*Provided records*
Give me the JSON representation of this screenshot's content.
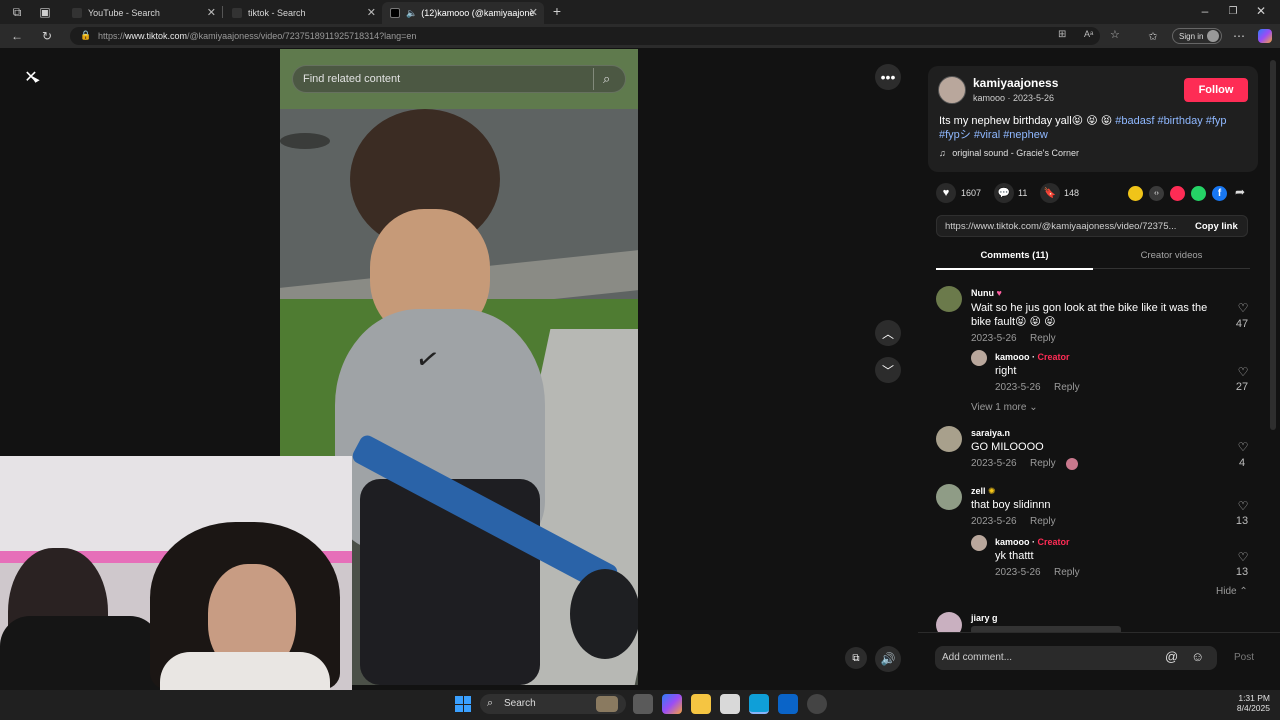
{
  "browser": {
    "tabs": [
      {
        "title": "YouTube - Search"
      },
      {
        "title": "tiktok - Search"
      },
      {
        "title": "(12)kamooo (@kamiyaajonе"
      }
    ],
    "url_prefix": "https://",
    "url_domain": "www.tiktok.com",
    "url_path": "/@kamiyaajoness/video/7237518911925718314?lang=en",
    "signin_label": "Sign in"
  },
  "video": {
    "search_placeholder": "Find related content"
  },
  "post": {
    "username": "kamiyaajoness",
    "nickname_date": "kamooo · 2023-5-26",
    "follow_label": "Follow",
    "caption_text": "Its my nephew birthday yall😝 😝 😝",
    "hashtags_line1": "#badasf #birthday #fyp",
    "hashtags_line2": "#fypシ #viral #nephew",
    "sound": "original sound - Gracie's Corner",
    "likes": "1607",
    "comments": "11",
    "saves": "148",
    "share_url": "https://www.tiktok.com/@kamiyaajoness/video/72375...",
    "copy_link_label": "Copy link"
  },
  "tabs": {
    "comments_label": "Comments (11)",
    "creator_label": "Creator videos"
  },
  "comments": [
    {
      "user": "Nunu",
      "text1": "Wait so he jus gon look at the bike like it was the",
      "text2": "bike fault😝 😝 😝",
      "date": "2023-5-26",
      "reply": "Reply",
      "likes": "47"
    },
    {
      "user": "kamooo",
      "creator_tag": "Creator",
      "text1": "right",
      "date": "2023-5-26",
      "reply": "Reply",
      "likes": "27"
    },
    {
      "user": "saraiya.n",
      "text1": "GO MILOOOO",
      "date": "2023-5-26",
      "reply": "Reply",
      "likes": "4"
    },
    {
      "user": "zell",
      "text1": "that boy slidinnn",
      "date": "2023-5-26",
      "reply": "Reply",
      "likes": "13"
    },
    {
      "user": "kamooo",
      "creator_tag": "Creator",
      "text1": "yk thattt",
      "date": "2023-5-26",
      "reply": "Reply",
      "likes": "13"
    },
    {
      "user": "jiary g"
    }
  ],
  "view_more_label": "View 1 more",
  "hide_label": "Hide",
  "add_comment_placeholder": "Add comment...",
  "post_label": "Post",
  "taskbar": {
    "search_label": "Search",
    "time": "1:31 PM",
    "date": "8/4/2025"
  },
  "colors": {
    "accent": "#fe2c55",
    "hashtag": "#8fb8ff",
    "creator": "#fe2c55"
  }
}
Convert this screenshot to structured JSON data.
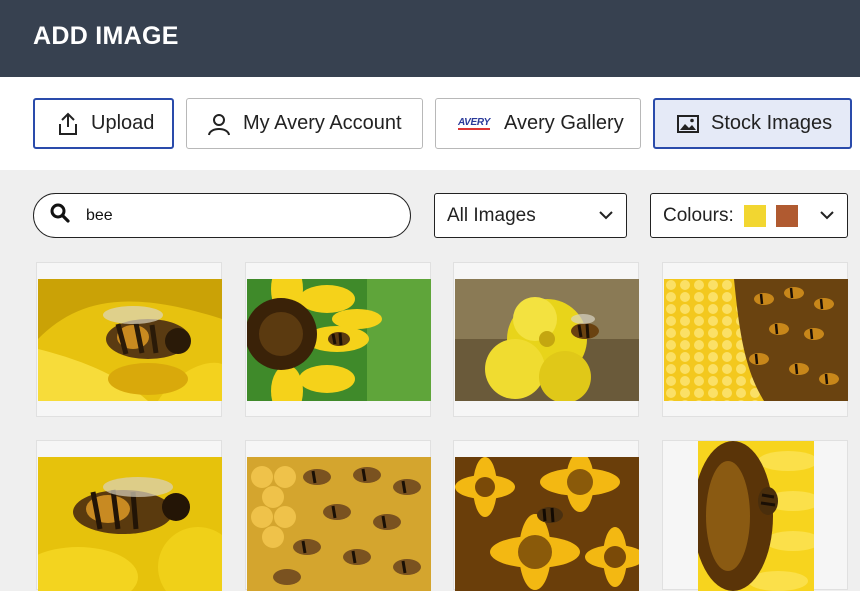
{
  "header": {
    "title": "ADD IMAGE"
  },
  "tabs": [
    {
      "label": "Upload",
      "icon": "upload-icon"
    },
    {
      "label": "My Avery Account",
      "icon": "user-icon"
    },
    {
      "label": "Avery Gallery",
      "icon": "avery-logo",
      "logo_text": "AVERY"
    },
    {
      "label": "Stock Images",
      "icon": "image-icon",
      "selected": true
    }
  ],
  "search": {
    "value": "bee",
    "placeholder": ""
  },
  "filter": {
    "selected": "All Images"
  },
  "colours": {
    "label": "Colours:",
    "swatches": [
      "#f2d630",
      "#b05a30"
    ]
  },
  "colors": {
    "accent": "#2a4bab",
    "header_bg": "#374150",
    "selected_tab_bg": "#e5eaf7"
  },
  "results": [
    {
      "subject": "bee on yellow flower"
    },
    {
      "subject": "bee approaching sunflower"
    },
    {
      "subject": "bee on yellow pom flower"
    },
    {
      "subject": "bees on honeycomb"
    },
    {
      "subject": "bee close-up on yellow flower"
    },
    {
      "subject": "bees on honeycomb cells"
    },
    {
      "subject": "bee on yellow daisies"
    },
    {
      "subject": "bee on sunflower"
    }
  ]
}
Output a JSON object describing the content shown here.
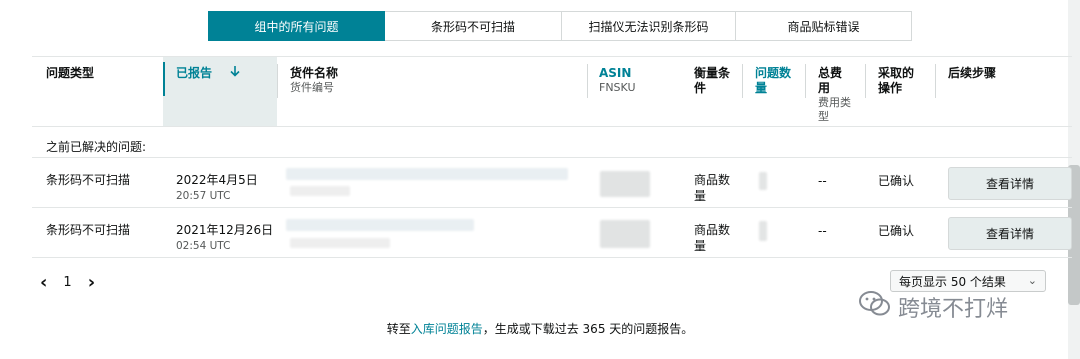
{
  "tabs": [
    {
      "label": "组中的所有问题",
      "active": true
    },
    {
      "label": "条形码不可扫描",
      "active": false
    },
    {
      "label": "扫描仪无法识别条形码",
      "active": false
    },
    {
      "label": "商品贴标错误",
      "active": false
    }
  ],
  "columns": {
    "issue_type": "问题类型",
    "reported": "已报告",
    "sort_icon": "arrow-down-icon",
    "item_name": "货件名称",
    "item_id": "货件编号",
    "asin": "ASIN",
    "fnsku": "FNSKU",
    "measure_a": "衡量条",
    "measure_b": "件",
    "issue_qty_a": "问题数",
    "issue_qty_b": "量",
    "total_fee_a": "总费",
    "total_fee_b": "用",
    "fee_type_a": "费用类",
    "fee_type_b": "型",
    "action_a": "采取的",
    "action_b": "操作",
    "next_steps": "后续步骤"
  },
  "section_label": "之前已解决的问题:",
  "rows": [
    {
      "issue_type": "条形码不可扫描",
      "date": "2022年4月5日",
      "time": "20:57 UTC",
      "measure_a": "商品数",
      "measure_b": "量",
      "total_fee": "--",
      "action": "已确认",
      "button": "查看详情"
    },
    {
      "issue_type": "条形码不可扫描",
      "date": "2021年12月26日",
      "time": "02:54 UTC",
      "measure_a": "商品数",
      "measure_b": "量",
      "total_fee": "--",
      "action": "已确认",
      "button": "查看详情"
    }
  ],
  "pagination": {
    "prev": "‹",
    "page": "1",
    "next": "›"
  },
  "per_page": "每页显示 50 个结果",
  "footer": {
    "before": "转至",
    "link": "入库问题报告",
    "after": "，生成或下载过去 365 天的问题报告。"
  },
  "watermark": "跨境不打烊",
  "colors": {
    "accent": "#008296"
  }
}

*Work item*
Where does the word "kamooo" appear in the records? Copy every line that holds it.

*Solution for this task*
        "title": "(12)kamooo (@kamiyaajonе"
    "nickname_date": "kamooo · 2023-5-26",
      "user": "kamooo",
      "user": "kamooo",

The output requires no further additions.